Apache Mesos is the kernel of our Datacenter Operating System (DCOS), and it’s just getting better. The latest Mesos release, 0.23.0, brings to the table some exciting features that advance the DCOS and enable you to do even more cool stuff.

Here’s a look at just a few of them.


High-priority, user-facing services are typically provisioned on large clusters for peak load and unexpected load spikes. This means that for most of the time the cluster is under-utilized. The new 0.23 oversubscription feature takes advantage of temporarily unused resources to execute best-effort tasks such as background analytics, video/image processing, chip simulations, and other low priority jobs.
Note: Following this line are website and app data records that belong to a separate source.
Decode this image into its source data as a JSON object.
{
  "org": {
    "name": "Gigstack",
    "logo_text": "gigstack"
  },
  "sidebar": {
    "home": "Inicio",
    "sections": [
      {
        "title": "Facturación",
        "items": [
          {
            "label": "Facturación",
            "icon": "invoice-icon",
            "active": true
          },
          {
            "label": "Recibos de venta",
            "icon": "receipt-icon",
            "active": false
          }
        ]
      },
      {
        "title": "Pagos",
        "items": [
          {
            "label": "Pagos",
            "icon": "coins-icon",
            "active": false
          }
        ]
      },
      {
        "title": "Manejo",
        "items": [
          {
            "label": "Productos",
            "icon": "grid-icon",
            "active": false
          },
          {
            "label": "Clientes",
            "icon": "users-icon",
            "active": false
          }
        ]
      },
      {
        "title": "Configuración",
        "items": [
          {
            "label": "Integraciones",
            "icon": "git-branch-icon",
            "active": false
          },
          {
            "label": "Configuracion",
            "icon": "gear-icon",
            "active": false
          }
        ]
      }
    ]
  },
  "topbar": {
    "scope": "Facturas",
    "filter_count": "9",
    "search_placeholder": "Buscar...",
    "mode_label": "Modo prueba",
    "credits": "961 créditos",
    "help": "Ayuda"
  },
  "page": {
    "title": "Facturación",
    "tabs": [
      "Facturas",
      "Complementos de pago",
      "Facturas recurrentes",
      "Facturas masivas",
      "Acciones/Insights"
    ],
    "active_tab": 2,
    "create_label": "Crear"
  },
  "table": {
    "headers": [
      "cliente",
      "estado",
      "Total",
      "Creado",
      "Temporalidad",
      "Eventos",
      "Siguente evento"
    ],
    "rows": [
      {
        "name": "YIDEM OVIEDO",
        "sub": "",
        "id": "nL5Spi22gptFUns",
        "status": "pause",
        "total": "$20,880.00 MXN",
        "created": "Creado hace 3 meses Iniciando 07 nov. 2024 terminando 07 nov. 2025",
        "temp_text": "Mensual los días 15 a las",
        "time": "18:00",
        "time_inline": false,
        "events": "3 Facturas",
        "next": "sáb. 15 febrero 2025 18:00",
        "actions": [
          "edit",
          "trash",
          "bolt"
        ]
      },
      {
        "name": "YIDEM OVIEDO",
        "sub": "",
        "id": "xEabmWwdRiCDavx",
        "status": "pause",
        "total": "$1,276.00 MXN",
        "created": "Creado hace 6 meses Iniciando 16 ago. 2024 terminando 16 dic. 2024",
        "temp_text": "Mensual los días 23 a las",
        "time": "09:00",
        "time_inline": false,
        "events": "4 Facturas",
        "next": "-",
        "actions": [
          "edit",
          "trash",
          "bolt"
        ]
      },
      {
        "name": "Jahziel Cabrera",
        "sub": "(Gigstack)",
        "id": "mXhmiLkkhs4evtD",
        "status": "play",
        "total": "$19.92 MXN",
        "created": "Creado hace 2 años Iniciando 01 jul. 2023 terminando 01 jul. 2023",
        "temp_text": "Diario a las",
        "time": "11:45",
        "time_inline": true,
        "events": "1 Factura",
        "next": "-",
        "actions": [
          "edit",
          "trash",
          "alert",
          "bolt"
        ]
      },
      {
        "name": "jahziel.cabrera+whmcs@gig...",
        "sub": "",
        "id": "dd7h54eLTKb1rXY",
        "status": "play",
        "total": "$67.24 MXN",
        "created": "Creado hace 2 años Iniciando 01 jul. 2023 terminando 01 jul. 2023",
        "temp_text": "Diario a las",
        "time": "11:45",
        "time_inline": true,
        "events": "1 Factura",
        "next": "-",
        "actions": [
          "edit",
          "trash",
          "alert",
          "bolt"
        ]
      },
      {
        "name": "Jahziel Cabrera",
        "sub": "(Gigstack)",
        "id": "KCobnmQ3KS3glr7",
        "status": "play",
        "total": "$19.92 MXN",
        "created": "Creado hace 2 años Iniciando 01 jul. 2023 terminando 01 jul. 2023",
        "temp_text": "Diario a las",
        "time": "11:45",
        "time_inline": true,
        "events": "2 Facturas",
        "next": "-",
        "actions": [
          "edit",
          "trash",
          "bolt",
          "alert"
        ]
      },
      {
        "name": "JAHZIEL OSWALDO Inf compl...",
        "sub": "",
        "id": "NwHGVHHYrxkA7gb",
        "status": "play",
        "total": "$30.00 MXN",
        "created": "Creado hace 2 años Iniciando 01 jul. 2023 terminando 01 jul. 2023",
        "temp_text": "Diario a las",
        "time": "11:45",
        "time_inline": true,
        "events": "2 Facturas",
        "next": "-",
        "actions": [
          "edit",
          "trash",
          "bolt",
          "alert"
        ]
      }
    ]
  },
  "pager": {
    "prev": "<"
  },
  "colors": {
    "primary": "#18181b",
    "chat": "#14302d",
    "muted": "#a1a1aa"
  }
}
Oversubscription adds two new slave components: a Resource Estimator and a Quality of Service (QoS) Controller. The Resource Estimator taps into the resource monitor and periodically gets usage statistics to identify the amount of oversubscribed resources. The QoS Controller informs the Mesos slave that particular corrective actions—containing information about executor or task and the type of action—need to be made.

In the context of the DCOS, this means that you will be able to get even more bang for your bucks: more applications with the same hardware investments or lower TCO.

Persistent volumes

Mesos now provides a mechanism to create a persistent volume from disk resources. Up to 0.23, stateful services such as distributed filesystems (HDFS, Quobyte, etc.), NoSQL databases (Cassandra, ArangoDB, etc.) and message queues like Kafka had to use out-of-band techniques — network-mounted EBS volumes or unmanaged disk resources in a well-known location, for example — to store their data within Mesos.

With persistent volumes, these stateful services have now become first-class citizens, making the life easier for DCOS service developers and providing a more robust experience for DCOS end-users.

Dynamic reservations

Experimental support for dynamically reserving resources on specific Mesos slaves has been added with 0.23: rather than requiring a human operator to upfront specify a fixed, pre-calculated set of static reservations on slave startup, a DCOS service can now reserve resources as they are being offered, without requiring a slave restart. No breaking changes were introduced with dynamic reservation, which means the existing static reservation mechanism continues to be fully supported.

This new feature means for DCOS operators less manual interventions when business requirements change priorities concerning the cluster usage.

And even more …

Other noteworthy improvements with 0.23 include:

  • Per-container network isolation. Mesos now provides support for per-container network monitoring and isolation. Network isolation prevents a single container from exhausting the available network ports, consuming an unfair share of the network bandwidth or significantly delaying packet transmission for others.
  • SSL. Encrypting traffic between the Mesos master and its slaves and services is important for information security, as it prevents eavesdropping and impersonation.
  • Fetcher caching. The fetcher can be instructed to cache URI downloads in a dedicated directory for reuse by subsequent downloads.

Hundreds of other bug fixes/improvements are included in Mesos 0.23.0 and rolling upgrades from a Mesos 0.22.x cluster to Mesos 0.23 are straightforward, but there are a few caveats/deprecations.

While some of the above mentioned features are still experimental, we aim at updating the DCOS with Mesos 0.23 in the next few weeks. Of course, you can already now download the tested packages and install on your own.